The Chile and Botswana example
The report has also studied stabilization funds in Chile and Botswana who like Bhutan are mainly dependant on natural resources for a bulk of their income and are developing countries. These countries were chosen due to their similarities with Bhutan and also their performance. Chile is also the best performer in South America while Botswana is the best performer in Africa. Both countries had also grappled with the Dutch diseases before setting up the fund.
“What we learnt from Chile is that you don’t need to have surplus to set up a stabilization fund. Even before the surplus Chile went ahead and set up the legal and institutional framework, human resource requirements and got the Act passed in parliament,” said Nyingtob.
He said it was also strategic since there were no funds there was no political opposition to the law.
Once the surplus revenue flows in everybody has to abide by it.
“For Bhutan the idea is go ahead and explore the institutional and legal framework for such a fund and it would be ready by the time the surplus from 10,000 MW projects start coming in.” said Nyingtob.
In most countries the stabilization fund is managed by the Central Bank who in turn oversees a group of fund managers. The Central bank in turn is accountable to the Ministry of Finance through the legal rules.
In Bhutan’s case the proposal is to keep a similar arrangement, with the management of Stabilization fund staying with the Central Bank as an autonomous body who in turn will be accountable to the Ministry of Finance for inflows and outflow through rules and procedures.
The stabilization fund is also expected to create a new level of fiscal discipline for Bhutan. In Botswana there is a fiscal rule whereby once the foreign exchange reserves exceed a threshold the excess money is transferred to the stabilization fund but in a case where the reserves are low then the fund flows back from the stabilization fund.
Chile has a very systematic system of budget allocation rules for money to go into and out of the fund. In their case since their main export is copper the price of copper is predicted in the future. If the current prices are higher than the excess money is put into the fund. In case the future prices are much higher than current prices then money is taken from the fund.
In Bhutan’s case the Stabilization fund could also have the purpose of meeting the growing Current Account Deficit which is total monetary deficit in services and goods combined. It can also be used to ensure adequate rupee reserves.
The GNHC has already received positive feedback from the Asian Development Bank on the initiative.
With the draft report submitted to the cabinet the committee is expecting future directions to institute the institutional and legal framework in keeping with Bhutan’s own unique characteristics.
“The hallmark of a good stabilization fund is that it has to be a dynamic process. In the developing stages of a country’s economy it is used for socio-economic development and as the country’s economy matures the fund is used to ensure macro-economic stability in the economy,” said Nyingtob.

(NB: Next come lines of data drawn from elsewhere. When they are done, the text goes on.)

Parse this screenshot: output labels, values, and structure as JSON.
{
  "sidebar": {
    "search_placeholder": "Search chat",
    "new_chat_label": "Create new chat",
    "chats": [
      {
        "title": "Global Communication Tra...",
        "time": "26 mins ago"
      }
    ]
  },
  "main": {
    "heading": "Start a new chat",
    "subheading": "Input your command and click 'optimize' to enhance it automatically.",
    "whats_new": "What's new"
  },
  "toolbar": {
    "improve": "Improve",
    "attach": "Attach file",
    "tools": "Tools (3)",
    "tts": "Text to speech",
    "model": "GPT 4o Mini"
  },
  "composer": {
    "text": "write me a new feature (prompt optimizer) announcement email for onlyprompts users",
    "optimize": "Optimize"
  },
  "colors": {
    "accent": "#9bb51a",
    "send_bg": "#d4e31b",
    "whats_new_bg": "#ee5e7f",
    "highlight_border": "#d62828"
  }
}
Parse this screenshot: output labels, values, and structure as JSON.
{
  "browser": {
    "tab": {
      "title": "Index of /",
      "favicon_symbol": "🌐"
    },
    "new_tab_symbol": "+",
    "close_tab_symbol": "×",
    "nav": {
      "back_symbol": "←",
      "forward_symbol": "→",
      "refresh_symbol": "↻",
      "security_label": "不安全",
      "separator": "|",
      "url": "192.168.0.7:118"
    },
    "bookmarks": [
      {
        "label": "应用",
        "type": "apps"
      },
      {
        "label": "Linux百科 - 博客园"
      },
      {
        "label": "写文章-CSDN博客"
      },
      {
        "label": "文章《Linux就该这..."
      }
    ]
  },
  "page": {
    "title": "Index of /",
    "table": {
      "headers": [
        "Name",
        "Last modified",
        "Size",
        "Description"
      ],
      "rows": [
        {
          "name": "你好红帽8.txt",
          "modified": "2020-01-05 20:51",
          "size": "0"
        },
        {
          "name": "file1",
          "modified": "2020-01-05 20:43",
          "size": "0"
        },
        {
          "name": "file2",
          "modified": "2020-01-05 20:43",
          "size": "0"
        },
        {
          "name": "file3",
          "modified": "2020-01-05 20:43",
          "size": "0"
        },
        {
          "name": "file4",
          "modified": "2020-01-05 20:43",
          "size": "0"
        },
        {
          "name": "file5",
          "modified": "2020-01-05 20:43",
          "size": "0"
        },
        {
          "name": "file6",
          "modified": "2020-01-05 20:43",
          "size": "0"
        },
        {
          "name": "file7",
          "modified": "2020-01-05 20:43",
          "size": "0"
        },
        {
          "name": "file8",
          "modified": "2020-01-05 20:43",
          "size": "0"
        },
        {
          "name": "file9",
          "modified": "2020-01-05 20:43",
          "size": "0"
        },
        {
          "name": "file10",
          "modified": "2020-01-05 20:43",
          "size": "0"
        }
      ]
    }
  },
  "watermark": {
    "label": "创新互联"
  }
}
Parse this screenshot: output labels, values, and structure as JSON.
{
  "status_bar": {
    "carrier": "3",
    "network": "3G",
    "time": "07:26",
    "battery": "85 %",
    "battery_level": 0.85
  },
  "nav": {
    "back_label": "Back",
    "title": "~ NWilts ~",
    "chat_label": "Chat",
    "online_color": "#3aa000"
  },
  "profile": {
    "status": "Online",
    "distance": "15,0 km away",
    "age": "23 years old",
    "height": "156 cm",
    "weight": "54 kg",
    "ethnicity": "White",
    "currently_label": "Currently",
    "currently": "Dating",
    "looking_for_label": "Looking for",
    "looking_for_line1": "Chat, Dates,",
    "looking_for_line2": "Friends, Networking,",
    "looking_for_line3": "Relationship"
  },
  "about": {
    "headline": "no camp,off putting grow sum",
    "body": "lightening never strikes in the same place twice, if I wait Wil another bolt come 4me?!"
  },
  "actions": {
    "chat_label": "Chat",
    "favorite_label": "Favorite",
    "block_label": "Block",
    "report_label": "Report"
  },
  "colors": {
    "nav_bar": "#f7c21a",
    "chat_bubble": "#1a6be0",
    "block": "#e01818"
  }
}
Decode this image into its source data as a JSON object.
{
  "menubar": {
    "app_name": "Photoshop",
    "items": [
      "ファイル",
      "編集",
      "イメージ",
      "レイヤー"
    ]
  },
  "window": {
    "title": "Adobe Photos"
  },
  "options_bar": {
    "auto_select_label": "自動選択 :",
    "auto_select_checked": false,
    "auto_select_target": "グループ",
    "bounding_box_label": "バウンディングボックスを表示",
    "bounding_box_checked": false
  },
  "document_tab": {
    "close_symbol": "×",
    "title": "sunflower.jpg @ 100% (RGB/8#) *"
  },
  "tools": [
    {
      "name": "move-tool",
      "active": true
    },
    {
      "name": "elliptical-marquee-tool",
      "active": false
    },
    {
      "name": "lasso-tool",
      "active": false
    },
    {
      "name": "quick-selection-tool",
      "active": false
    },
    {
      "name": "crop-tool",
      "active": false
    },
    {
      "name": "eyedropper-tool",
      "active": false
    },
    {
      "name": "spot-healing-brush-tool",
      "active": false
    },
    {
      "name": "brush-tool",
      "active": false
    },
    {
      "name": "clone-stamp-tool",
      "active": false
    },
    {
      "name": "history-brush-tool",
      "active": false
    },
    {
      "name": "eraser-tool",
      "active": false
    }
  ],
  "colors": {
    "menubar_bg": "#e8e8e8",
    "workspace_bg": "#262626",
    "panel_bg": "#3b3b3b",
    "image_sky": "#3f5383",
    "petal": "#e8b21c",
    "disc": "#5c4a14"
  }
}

Once the go ahead is given Bhutan will get support from UNDSA to set up and legal and institutional frameworks and also seek contact with other stabilization funds around the world. There would be extensive brainstorming working with local and foreign experts.
The full legal and institutional structure is expected to be ready within the 11th plan and it is expected to kick off with the surplus billions that are expected to flow in the last years of the 11th plan as some projects come online.
The Prime Minister in his State of the Nation address on 9th July 2012 said, “Recognizing the rupee shortage to be a continuing problem, the Royal Government has recently approved the establishment of a High Level Committee to study the feasibility of a stabilization fund for Bhutan.”